Government workers are increasingly learning to be thankful for small things. As in really little bits of good news: Like the fact that this isn’t Friday the 13th, a day dreaded by some and celebrated by sicko Hollywood directors.
In fact, this Friday, the 12th day of this month, should be a relatively normal end-of-the-week event for most normal government workers. The keys words are “relatively” and “normal.”
IRS workers — who last Friday were told to stand down, stay home and shut up — are back on the job. More rested, relaxed and broke than in a long while.
Whether the revenuers can make up collecting the taxes due that weren’t collected last Friday is debatable. Most will probably try. But some are quite bitter over what they see as the stupidity and hypocrisy in the ways the White House, Congress and the executive branch have engineered the across-the- board cuts. In some cases, they aren’t cuts and in others they aren’t across-the- board. Whatever…
Defense Department civilians also have something to celebrate today. More than 600,000 career civil servants were told, reluctantly, that their services wouldn’t be needed on Monday. But to report cheerfully for duty the next day. The “good” news is that it will be a couple of weeks before the 20 percent pay cut — because they didn’t work Monday — shows up. Meantime, they can continue to eat, drink and be merry based on pre-sequester levels.

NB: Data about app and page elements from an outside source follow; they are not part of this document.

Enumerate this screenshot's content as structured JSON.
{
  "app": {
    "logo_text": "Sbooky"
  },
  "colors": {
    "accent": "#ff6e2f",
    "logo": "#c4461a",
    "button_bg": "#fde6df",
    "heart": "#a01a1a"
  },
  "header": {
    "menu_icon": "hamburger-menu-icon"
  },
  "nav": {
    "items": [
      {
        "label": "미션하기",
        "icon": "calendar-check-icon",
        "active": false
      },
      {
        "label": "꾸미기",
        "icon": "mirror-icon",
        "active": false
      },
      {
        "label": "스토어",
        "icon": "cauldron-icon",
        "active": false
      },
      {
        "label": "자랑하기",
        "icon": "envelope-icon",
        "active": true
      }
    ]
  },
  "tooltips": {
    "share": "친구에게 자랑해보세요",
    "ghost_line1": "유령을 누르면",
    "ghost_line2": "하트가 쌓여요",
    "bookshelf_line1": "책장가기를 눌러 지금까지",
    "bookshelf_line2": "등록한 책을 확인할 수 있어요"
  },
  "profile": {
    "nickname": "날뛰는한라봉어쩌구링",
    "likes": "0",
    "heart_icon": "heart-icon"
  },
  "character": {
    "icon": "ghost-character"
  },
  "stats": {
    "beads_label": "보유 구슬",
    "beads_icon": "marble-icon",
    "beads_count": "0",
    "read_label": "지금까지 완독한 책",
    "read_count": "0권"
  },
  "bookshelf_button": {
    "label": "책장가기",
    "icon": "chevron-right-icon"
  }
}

Thanks to the interesting nature of the sequester (designed and presented by the White House, and eagerly embraced by the Congress) the people responsible for it are exempt from it. They continue to get paid while working for a solution to the problem they created.
You gotta love this country!
The good news about sequestration is that the world didn’t end, as many friends and foes predicted. The bad news is that it is still operating at various levels. It didn’t trigger a return to recession, yet. But many federal contractors — who mostly carried on when the cuts started — are now working up layoff plans. That could hurt in lots of places.
Although we are told the country is in dire financial straights, a House GOP-led subcommittee this week voted to cut funding and jobs for the IRS. Colleen Kelley, president of the National Treasury Employees Union, said that’s a cut of nearly $3 billion from the current fiscal year, and $3 billion less than the increase proposed by the White House.
Steny Hoyer (D-Md.) says the sequestration furloughs at Defense are undermining national security, a “savings” the public can’t afford, especially now. Hoyer is House Democratic Majority Whip. His 5th district of Maryland includes one of the largest concentration of federal workers in the nation.
Meantime, Martha an Indianapolis-based Treasury Department worker, has passed on a question lots of furloughed-feds are asking. She says:
“I was watching WGN news out of Chicago Wednesday night. I heard Governor Quinn has advised the Illinois legislature that he plans for them to go without pay until they can make a decision on pension reform.
“Wouldn’t it be wonderful if this could be implemented on our U.S. Senators and members of the House of Representatives regarding sequestration? The games really need to stop. These folks (the politicians) need to realize they were elected to do a job.”
The Slurpee capital of the world is Manitoba, Canada. There are an average of 188,000 of the slushy beverages sold in five area carry-outs every month. Customers in Washington, D.C., buy the most hot dogs and Coloradans buy the most nachos.
Charities bristle at OPM’s proposed changes to CFC program The Office of Personnel Management’s proposed changes to the Combined Federal Campaign, the annual federal fundraising drive, are getting a frosty reception from local charities. OPM wants to do away with the local volunteer coordinating committees and put in place a set of more centralized regional committees established by OPM. It also wants to require charities to pay an application fee and eliminate cash and check donations in favor of electronic donations.